START Data extract
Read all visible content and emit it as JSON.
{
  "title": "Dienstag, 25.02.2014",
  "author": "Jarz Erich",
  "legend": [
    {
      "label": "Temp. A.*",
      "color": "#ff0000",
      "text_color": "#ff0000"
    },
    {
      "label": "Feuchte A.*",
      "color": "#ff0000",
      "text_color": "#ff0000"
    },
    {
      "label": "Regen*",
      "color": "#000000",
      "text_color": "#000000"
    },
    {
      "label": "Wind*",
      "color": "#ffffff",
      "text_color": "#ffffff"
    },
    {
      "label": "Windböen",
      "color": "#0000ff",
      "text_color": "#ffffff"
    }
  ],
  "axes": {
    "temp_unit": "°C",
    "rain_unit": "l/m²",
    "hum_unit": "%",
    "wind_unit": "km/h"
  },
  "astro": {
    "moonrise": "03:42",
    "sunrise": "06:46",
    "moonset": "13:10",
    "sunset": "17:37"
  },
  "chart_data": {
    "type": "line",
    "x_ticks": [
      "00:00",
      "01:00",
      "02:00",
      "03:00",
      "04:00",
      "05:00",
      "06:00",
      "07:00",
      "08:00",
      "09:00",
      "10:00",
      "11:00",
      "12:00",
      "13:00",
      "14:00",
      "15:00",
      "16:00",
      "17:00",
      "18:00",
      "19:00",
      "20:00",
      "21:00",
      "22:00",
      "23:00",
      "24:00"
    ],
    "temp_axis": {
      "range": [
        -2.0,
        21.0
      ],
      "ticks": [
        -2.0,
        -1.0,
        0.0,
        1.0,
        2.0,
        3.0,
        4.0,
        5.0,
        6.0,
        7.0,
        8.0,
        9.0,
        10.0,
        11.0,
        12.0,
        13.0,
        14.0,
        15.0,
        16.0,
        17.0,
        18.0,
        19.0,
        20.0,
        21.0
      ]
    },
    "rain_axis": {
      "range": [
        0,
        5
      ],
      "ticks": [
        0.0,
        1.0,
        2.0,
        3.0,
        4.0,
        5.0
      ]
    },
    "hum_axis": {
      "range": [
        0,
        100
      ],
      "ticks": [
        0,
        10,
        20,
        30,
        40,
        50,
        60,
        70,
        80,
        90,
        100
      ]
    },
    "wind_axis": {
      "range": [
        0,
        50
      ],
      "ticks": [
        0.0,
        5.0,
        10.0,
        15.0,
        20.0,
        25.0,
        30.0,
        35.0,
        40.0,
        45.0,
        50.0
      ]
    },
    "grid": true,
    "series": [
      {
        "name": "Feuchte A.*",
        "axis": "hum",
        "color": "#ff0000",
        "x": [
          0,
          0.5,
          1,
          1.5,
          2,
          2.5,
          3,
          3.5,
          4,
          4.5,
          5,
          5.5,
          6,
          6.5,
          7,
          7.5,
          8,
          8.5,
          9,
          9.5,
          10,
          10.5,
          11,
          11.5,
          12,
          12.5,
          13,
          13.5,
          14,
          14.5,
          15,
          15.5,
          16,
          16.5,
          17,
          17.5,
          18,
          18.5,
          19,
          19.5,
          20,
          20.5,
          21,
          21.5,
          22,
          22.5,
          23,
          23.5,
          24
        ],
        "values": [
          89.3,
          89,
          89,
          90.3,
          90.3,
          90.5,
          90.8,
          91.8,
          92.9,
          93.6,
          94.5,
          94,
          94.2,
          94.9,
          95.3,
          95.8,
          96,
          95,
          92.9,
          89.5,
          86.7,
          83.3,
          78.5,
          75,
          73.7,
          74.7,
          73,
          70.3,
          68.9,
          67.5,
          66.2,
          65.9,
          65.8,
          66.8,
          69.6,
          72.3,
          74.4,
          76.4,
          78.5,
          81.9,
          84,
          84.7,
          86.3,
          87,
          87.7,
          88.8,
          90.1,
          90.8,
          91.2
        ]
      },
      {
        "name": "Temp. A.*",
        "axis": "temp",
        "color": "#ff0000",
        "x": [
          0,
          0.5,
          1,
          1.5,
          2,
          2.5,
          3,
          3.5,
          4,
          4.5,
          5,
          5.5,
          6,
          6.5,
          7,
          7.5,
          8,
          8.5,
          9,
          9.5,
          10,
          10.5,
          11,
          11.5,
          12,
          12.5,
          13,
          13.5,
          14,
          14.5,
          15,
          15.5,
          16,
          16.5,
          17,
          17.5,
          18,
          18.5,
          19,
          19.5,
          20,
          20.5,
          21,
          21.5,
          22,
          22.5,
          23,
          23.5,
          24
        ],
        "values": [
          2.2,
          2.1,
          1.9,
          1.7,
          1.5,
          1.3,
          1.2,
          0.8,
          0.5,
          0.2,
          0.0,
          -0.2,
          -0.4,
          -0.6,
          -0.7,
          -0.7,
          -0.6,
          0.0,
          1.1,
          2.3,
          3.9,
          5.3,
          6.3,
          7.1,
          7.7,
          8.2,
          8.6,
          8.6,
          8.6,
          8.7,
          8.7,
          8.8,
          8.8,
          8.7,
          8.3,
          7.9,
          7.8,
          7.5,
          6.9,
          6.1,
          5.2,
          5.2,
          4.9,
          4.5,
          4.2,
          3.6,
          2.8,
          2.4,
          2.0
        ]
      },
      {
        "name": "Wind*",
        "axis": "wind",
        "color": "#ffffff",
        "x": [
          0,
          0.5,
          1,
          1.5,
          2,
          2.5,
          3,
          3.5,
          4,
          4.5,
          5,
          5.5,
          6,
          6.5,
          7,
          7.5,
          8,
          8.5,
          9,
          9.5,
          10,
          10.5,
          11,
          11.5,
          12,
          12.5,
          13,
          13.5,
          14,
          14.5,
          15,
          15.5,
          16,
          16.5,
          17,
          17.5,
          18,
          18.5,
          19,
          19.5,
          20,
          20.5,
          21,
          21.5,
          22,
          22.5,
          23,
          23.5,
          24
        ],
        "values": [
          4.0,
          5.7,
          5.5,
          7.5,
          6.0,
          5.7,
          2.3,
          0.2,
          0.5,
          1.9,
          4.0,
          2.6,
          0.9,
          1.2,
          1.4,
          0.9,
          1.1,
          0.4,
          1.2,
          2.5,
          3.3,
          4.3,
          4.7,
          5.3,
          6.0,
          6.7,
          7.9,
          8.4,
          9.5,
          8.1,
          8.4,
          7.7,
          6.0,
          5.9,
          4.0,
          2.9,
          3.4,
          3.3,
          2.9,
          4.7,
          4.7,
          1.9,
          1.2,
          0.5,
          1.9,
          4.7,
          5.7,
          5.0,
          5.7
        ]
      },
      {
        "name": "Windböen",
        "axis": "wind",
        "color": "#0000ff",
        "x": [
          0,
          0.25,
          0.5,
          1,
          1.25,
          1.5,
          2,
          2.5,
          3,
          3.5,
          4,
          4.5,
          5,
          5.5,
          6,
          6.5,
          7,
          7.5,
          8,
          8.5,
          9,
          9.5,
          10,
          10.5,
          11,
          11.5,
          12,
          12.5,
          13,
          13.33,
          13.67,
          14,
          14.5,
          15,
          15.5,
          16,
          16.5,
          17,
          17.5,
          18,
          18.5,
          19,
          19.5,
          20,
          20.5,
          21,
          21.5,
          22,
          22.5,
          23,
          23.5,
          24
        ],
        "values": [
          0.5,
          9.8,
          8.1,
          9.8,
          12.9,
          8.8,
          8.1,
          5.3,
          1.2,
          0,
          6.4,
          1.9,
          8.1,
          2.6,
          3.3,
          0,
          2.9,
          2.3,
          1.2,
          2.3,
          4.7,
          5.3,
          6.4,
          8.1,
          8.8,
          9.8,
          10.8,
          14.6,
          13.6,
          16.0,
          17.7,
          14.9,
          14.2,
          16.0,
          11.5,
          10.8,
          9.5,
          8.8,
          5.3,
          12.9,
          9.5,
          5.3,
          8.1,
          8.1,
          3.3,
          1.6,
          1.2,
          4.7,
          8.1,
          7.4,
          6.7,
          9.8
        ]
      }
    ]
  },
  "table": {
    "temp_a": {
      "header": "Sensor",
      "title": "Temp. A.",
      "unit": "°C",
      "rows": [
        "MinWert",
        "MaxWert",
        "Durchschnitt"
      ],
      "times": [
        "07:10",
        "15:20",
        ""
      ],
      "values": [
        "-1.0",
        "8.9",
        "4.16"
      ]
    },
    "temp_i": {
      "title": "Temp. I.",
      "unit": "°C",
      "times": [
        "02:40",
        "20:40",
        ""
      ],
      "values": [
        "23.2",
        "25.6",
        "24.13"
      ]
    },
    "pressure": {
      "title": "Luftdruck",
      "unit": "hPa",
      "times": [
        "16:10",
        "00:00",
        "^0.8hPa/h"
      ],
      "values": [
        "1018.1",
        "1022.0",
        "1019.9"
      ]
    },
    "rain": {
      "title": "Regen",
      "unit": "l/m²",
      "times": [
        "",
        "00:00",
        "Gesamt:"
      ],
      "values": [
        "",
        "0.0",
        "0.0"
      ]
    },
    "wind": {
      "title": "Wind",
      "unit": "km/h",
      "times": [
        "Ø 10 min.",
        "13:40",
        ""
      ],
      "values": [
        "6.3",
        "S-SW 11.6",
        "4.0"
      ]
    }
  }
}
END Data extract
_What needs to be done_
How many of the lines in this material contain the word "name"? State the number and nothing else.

_Solution_
4